## WHAT THIS TASK INVOLVES
For each line of the data below, test for "Поиск". Report only the number of lines that pass.

## Dataset rows for apps and sites

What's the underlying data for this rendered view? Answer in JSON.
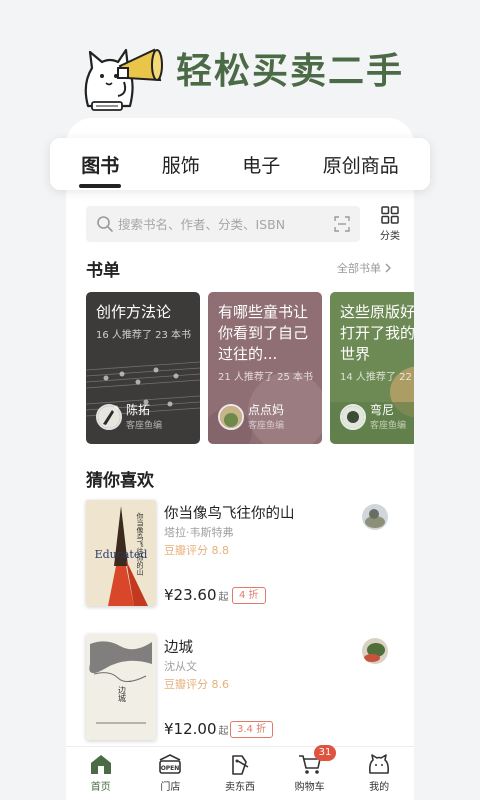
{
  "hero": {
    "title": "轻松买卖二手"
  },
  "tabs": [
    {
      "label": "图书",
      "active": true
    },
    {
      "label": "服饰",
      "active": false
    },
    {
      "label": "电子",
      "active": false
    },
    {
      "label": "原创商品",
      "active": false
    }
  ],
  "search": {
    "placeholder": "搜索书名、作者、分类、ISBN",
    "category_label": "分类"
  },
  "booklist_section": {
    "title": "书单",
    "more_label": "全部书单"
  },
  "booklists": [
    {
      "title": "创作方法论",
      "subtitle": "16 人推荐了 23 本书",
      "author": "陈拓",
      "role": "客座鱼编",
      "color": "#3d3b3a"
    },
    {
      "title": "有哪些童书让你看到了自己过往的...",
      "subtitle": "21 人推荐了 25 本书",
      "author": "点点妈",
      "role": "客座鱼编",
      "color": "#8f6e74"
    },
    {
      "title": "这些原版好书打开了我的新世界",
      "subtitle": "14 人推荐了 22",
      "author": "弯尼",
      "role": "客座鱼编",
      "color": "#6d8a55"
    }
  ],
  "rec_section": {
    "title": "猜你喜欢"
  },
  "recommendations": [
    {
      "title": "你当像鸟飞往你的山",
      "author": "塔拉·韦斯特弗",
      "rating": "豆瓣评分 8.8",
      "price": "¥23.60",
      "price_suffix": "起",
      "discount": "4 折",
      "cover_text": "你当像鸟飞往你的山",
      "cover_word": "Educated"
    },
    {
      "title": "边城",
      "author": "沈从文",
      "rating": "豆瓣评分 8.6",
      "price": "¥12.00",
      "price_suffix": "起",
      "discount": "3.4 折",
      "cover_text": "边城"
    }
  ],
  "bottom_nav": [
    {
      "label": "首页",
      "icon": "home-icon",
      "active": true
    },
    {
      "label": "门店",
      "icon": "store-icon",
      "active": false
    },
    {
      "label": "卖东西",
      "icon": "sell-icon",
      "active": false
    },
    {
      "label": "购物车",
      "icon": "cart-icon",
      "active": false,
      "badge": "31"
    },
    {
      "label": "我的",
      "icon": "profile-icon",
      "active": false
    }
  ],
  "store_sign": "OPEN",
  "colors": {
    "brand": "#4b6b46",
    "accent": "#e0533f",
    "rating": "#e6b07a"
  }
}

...

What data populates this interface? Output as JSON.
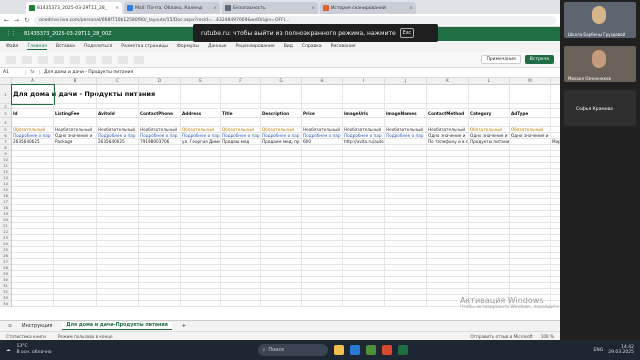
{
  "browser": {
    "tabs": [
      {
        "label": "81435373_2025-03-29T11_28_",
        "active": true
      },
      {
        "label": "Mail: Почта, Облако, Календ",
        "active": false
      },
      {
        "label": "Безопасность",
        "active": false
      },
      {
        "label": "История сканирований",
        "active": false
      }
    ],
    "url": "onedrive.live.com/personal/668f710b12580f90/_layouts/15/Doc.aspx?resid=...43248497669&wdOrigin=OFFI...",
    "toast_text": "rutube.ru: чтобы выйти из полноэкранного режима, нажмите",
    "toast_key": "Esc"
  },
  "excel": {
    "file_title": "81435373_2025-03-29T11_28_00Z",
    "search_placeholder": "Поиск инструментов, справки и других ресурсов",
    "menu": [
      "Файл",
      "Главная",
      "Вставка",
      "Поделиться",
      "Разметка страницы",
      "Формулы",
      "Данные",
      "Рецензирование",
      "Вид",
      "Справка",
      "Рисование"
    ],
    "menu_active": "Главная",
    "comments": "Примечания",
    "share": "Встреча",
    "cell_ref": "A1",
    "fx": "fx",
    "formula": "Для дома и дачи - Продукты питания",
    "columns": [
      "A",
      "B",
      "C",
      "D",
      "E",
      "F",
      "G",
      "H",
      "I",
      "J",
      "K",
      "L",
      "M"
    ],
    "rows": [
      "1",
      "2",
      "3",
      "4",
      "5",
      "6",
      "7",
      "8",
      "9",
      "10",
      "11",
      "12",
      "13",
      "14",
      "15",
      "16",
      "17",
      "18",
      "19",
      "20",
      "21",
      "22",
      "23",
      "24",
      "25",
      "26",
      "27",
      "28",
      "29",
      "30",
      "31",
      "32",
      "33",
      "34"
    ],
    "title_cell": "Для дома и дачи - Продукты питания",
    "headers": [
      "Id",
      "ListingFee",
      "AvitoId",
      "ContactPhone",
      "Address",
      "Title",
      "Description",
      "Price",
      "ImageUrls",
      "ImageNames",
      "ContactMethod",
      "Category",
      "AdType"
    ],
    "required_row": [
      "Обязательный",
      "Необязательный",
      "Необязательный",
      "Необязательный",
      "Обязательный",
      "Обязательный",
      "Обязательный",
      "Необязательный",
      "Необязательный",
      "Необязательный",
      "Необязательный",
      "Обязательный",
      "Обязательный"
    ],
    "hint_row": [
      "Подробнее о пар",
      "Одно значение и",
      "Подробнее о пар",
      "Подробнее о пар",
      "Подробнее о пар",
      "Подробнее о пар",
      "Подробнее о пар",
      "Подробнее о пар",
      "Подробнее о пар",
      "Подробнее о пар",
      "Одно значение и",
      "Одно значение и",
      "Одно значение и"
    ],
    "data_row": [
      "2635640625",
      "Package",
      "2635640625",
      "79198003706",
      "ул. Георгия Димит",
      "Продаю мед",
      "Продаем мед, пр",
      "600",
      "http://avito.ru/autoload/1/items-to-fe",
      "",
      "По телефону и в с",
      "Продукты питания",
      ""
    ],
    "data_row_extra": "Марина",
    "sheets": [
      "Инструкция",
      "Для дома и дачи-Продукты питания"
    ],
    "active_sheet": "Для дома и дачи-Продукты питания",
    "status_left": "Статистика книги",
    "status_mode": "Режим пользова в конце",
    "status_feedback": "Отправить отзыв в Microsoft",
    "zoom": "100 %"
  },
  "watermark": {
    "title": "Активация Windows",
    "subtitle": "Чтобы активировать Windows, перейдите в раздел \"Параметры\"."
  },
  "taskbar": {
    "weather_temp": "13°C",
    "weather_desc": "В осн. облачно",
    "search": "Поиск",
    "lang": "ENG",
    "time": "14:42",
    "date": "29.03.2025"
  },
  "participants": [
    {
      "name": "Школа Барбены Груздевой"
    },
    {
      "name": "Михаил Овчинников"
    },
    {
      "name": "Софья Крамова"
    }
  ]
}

## RESULT
2